[[ EXTRACTED RECORDS, beginning ]]
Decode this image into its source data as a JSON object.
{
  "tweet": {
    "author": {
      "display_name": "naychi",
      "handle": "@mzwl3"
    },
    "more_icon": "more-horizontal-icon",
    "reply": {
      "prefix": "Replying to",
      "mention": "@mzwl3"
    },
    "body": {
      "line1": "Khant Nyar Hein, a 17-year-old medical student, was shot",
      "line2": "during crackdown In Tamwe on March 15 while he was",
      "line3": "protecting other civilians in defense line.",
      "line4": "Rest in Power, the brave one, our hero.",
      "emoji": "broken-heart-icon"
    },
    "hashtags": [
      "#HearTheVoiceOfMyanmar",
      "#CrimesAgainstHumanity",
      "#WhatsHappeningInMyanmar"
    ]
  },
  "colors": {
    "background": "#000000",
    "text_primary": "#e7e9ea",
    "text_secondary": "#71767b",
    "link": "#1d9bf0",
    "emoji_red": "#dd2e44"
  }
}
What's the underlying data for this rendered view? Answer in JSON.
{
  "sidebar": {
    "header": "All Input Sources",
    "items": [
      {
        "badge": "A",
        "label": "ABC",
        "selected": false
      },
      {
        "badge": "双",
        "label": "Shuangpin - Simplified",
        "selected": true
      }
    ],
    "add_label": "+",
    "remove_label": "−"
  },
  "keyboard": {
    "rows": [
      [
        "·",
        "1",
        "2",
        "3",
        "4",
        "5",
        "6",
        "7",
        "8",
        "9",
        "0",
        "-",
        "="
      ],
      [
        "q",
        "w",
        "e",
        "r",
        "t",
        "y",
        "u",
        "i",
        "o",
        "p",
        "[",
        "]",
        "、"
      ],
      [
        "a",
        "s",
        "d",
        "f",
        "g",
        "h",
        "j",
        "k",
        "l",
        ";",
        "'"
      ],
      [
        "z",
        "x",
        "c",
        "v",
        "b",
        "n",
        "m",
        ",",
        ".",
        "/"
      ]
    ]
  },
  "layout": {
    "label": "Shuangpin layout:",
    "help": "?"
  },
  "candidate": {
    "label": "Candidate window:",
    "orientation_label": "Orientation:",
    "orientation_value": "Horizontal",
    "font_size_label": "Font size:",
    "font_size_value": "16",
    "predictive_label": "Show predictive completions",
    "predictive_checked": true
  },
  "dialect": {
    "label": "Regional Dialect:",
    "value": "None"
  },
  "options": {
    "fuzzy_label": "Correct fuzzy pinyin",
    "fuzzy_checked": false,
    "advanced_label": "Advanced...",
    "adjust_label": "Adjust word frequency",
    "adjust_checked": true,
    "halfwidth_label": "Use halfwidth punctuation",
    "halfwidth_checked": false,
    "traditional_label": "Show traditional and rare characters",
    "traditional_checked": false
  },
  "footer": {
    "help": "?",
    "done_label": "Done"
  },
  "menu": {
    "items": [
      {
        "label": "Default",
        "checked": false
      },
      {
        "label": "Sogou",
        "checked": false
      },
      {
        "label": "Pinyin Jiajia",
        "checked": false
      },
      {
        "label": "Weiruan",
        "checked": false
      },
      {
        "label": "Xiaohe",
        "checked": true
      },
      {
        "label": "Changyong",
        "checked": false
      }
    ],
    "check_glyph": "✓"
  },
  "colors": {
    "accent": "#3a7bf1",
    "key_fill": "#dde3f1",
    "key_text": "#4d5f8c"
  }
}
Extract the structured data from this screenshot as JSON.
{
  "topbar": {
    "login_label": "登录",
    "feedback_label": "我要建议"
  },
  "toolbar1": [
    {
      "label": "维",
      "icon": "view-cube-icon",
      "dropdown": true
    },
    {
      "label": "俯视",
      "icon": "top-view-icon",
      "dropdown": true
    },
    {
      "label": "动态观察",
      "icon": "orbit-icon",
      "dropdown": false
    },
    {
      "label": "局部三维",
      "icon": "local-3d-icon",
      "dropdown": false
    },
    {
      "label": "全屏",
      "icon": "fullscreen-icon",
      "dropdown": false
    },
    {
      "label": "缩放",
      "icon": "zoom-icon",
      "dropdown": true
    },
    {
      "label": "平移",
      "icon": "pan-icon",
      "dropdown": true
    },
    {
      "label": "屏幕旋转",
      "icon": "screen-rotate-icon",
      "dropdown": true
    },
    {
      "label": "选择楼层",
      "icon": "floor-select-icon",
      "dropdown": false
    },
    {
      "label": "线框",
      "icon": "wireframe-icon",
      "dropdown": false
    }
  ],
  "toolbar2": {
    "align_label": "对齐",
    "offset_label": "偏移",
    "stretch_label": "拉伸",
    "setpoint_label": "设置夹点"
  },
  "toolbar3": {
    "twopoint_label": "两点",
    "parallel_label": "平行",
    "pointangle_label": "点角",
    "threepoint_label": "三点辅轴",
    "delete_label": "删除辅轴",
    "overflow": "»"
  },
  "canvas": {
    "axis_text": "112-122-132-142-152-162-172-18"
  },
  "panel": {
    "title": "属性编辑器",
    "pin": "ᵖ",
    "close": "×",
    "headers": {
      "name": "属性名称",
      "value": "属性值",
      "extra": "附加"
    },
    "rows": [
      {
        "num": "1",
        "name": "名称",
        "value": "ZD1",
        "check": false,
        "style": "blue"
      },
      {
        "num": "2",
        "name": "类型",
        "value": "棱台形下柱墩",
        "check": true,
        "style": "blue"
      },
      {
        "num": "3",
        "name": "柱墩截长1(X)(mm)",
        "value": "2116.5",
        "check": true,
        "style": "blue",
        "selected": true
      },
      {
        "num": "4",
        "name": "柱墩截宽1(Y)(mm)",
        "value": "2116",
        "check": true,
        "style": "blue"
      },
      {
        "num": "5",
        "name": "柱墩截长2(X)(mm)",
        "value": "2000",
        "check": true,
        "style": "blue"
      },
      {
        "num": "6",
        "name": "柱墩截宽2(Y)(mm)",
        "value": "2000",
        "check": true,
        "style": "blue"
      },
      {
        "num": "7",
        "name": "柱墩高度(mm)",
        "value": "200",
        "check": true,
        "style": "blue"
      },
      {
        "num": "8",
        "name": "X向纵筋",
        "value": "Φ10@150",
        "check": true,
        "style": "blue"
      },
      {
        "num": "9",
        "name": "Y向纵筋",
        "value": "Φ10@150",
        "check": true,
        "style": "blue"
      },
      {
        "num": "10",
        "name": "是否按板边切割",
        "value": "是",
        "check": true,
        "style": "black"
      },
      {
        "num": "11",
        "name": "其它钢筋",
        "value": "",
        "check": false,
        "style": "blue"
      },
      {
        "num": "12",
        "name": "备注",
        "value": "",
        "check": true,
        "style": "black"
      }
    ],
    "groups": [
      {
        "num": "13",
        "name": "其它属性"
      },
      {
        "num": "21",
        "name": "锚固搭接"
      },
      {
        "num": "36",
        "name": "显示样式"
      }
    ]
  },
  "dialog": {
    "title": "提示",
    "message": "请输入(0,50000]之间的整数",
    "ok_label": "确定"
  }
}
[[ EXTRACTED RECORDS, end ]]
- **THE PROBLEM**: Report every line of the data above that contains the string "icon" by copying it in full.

- **SOLUTION FOR THIS EXERCISE**:
    "more_icon": "more-horizontal-icon",
      "emoji": "broken-heart-icon"
      "icon": "view-cube-icon",
      "icon": "top-view-icon",
      "icon": "orbit-icon",
      "icon": "local-3d-icon",
      "icon": "fullscreen-icon",
      "icon": "zoom-icon",
      "icon": "pan-icon",
      "icon": "screen-rotate-icon",
      "icon": "floor-select-icon",
      "icon": "wireframe-icon",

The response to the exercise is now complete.